But I’m straying from our story. It was a hot and humid day outdoors—typical Iowa State Fair weather—with a sweltering 100 degrees inside Pioneer Hall. We rewarded ourselves for braving the hill with an icy hand-squeezed lemonade.
Then we visited one of our favorite spots, where artisans Jeff and Marlys Sowers of Pinicon Farm Crafts demonstrate the art of hand-coopered Shaker-style boxes and woven baskets. Jeff does the woodwork, while Marlys does the weaving.
Last year I purchased a two-section Shaker-style carrier, perfect for carrying spools of thread, buttons and my needle book from one location to another inside our home.

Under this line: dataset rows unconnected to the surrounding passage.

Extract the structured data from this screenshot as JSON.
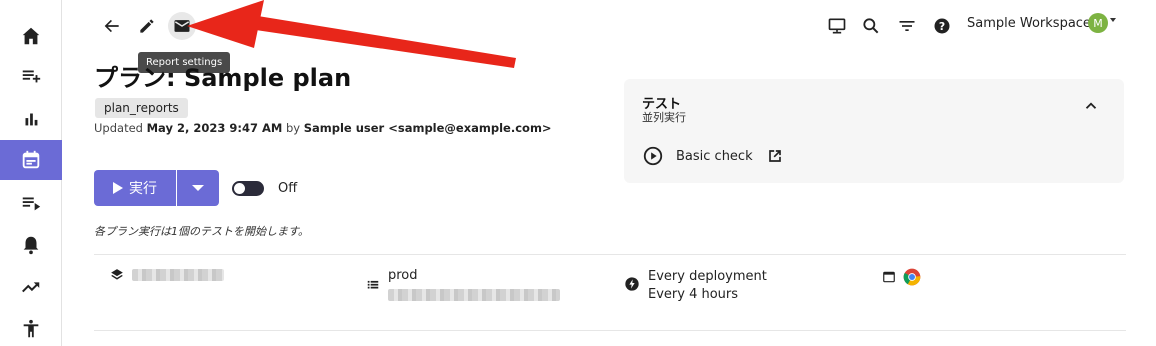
{
  "toolbar": {
    "back_icon": "arrow-left-icon",
    "edit_icon": "pencil-icon",
    "mail_icon": "mail-icon",
    "copy_icon": "copy-icon",
    "delete_icon": "trash-icon",
    "terminal_icon": "terminal-icon",
    "tooltip": "Report settings"
  },
  "topright": {
    "workspace": "Sample Workspace",
    "avatar_letter": "M"
  },
  "plan": {
    "title": "プラン: Sample plan",
    "tag": "plan_reports",
    "updated_prefix": "Updated",
    "updated_date": "May 2, 2023 9:47 AM",
    "updated_by": "by",
    "updated_user": "Sample user <sample@example.com>",
    "run_label": "実行",
    "toggle_label": "Off",
    "description": "各プラン実行は1個のテストを開始します。"
  },
  "card": {
    "title": "テスト",
    "subtitle": "並列実行",
    "item_label": "Basic check"
  },
  "details": {
    "environment": "prod",
    "schedule_line1": "Every deployment",
    "schedule_line2": "Every 4 hours"
  },
  "colors": {
    "accent": "#6b6bd6",
    "arrow": "#e8261a",
    "avatar": "#7db342"
  }
}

This year I bought the jewelry basket shown below that was made by Marlys over two molds, woven with cane. The staves are made of reed, the knob is bone ivory, and the cherry wood was turned by Jeff. When I asked Marlys how long it takes to weave such a basket, she told me it takes about 16 hours, plus another few hours for her husband to turn the wood and the entire basket to be dipped in a polyurethane glaze to preserve it.
Always a highlight of our visit to the Pioneer Building is the 1920s-style newspaper and print shop that is set up against one wall. For a fee, you can have a flier printed for you.
After we toured Pioneer Hall, we walked down the hill to the Varied Industries Building, where the Iowa Farm and Food Sandscape was still being built.
Upstairs, you’ll always find the Fabric and Threads exhibition. When we first moved to Des Moines, the exhibition was held beneath the Grandstand, but it eventually outgrew that space and relocated. The new space easily accommodates competitive quilts and other items such as needle arts, crochet, knitting, weaving and sewing. There is even a room dedicated to a sew-in every day from 9:00 a.m. to 9:00 p.m., where quilts are sewn for children with special needs. The Fabric and Threads items I especially enjoyed are shown below.
Every year that John and I visit the Iowa State Fair, we are never able to see everything that it offers. To do so, I suspect, would take more than the 11 days the Fair is held. Not even the families who camp on the edge of the fairgrounds, making the State Fair their annual family vacation, experience all there is to see and do. At the end of the day, our feet are sore, but our hearts and heads are filled with the sights, sounds, and scents of the Fair. And next year, of course, you know that we’ll be back.
© 2016 Judy Nolan. All rights reserved.